◆ Problem to work on
Return the data that follows, keeping every word and mark unchanged.

◆ Data records
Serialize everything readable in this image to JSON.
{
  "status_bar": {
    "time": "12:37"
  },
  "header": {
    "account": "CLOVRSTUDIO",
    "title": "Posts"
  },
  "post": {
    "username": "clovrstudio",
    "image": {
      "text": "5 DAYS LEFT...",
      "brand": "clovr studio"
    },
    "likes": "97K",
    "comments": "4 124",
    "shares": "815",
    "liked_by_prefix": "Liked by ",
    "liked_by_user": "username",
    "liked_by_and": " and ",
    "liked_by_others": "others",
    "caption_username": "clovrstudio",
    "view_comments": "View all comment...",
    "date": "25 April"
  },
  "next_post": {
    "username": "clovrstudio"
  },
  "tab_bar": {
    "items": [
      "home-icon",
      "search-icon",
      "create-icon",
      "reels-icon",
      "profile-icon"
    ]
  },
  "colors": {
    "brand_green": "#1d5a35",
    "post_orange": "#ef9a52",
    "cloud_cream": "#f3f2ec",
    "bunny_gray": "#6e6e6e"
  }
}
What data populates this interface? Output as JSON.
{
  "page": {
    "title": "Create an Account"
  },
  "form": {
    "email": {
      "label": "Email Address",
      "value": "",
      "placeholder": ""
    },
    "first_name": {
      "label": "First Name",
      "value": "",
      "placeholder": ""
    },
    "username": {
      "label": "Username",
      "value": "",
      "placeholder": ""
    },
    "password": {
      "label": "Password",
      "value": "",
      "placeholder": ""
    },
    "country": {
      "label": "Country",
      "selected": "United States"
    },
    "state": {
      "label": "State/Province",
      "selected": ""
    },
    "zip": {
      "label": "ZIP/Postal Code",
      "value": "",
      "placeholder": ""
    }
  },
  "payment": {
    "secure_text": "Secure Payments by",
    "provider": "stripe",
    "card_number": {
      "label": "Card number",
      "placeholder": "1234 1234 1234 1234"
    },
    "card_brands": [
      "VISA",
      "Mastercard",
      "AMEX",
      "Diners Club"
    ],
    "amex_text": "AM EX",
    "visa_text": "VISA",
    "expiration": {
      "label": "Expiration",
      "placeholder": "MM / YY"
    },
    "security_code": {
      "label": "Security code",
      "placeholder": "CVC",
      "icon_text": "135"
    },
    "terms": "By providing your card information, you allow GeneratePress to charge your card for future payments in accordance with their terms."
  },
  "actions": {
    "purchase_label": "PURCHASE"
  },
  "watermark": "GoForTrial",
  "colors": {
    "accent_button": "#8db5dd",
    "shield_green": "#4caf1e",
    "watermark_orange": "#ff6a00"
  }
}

◆ Exercise answer
Serialize everything readable in this image to JSON.
{
  "status_bar": {
    "time": "12:37"
  },
  "header": {
    "account": "CLOVRSTUDIO",
    "title": "Posts"
  },
  "post": {
    "username": "clovrstudio",
    "image": {
      "text": "5 DAYS LEFT...",
      "brand": "clovr studio"
    },
    "likes": "97K",
    "comments": "4 124",
    "shares": "815",
    "liked_by_prefix": "Liked by ",
    "liked_by_user": "username",
    "liked_by_and": " and ",
    "liked_by_others": "others",
    "caption_username": "clovrstudio",
    "view_comments": "View all comment...",
    "date": "25 April"
  },
  "next_post": {
    "username": "clovrstudio"
  },
  "tab_bar": {
    "items": [
      "home-icon",
      "search-icon",
      "create-icon",
      "reels-icon",
      "profile-icon"
    ]
  },
  "colors": {
    "brand_green": "#1d5a35",
    "post_orange": "#ef9a52",
    "cloud_cream": "#f3f2ec",
    "bunny_gray": "#6e6e6e"
  }
}
What data populates this interface? Output as JSON.
{
  "page": {
    "title": "Create an Account"
  },
  "form": {
    "email": {
      "label": "Email Address",
      "value": "",
      "placeholder": ""
    },
    "first_name": {
      "label": "First Name",
      "value": "",
      "placeholder": ""
    },
    "username": {
      "label": "Username",
      "value": "",
      "placeholder": ""
    },
    "password": {
      "label": "Password",
      "value": "",
      "placeholder": ""
    },
    "country": {
      "label": "Country",
      "selected": "United States"
    },
    "state": {
      "label": "State/Province",
      "selected": ""
    },
    "zip": {
      "label": "ZIP/Postal Code",
      "value": "",
      "placeholder": ""
    }
  },
  "payment": {
    "secure_text": "Secure Payments by",
    "provider": "stripe",
    "card_number": {
      "label": "Card number",
      "placeholder": "1234 1234 1234 1234"
    },
    "card_brands": [
      "VISA",
      "Mastercard",
      "AMEX",
      "Diners Club"
    ],
    "amex_text": "AM EX",
    "visa_text": "VISA",
    "expiration": {
      "label": "Expiration",
      "placeholder": "MM / YY"
    },
    "security_code": {
      "label": "Security code",
      "placeholder": "CVC",
      "icon_text": "135"
    },
    "terms": "By providing your card information, you allow GeneratePress to charge your card for future payments in accordance with their terms."
  },
  "actions": {
    "purchase_label": "PURCHASE"
  },
  "watermark": "GoForTrial",
  "colors": {
    "accent_button": "#8db5dd",
    "shield_green": "#4caf1e",
    "watermark_orange": "#ff6a00"
  }
}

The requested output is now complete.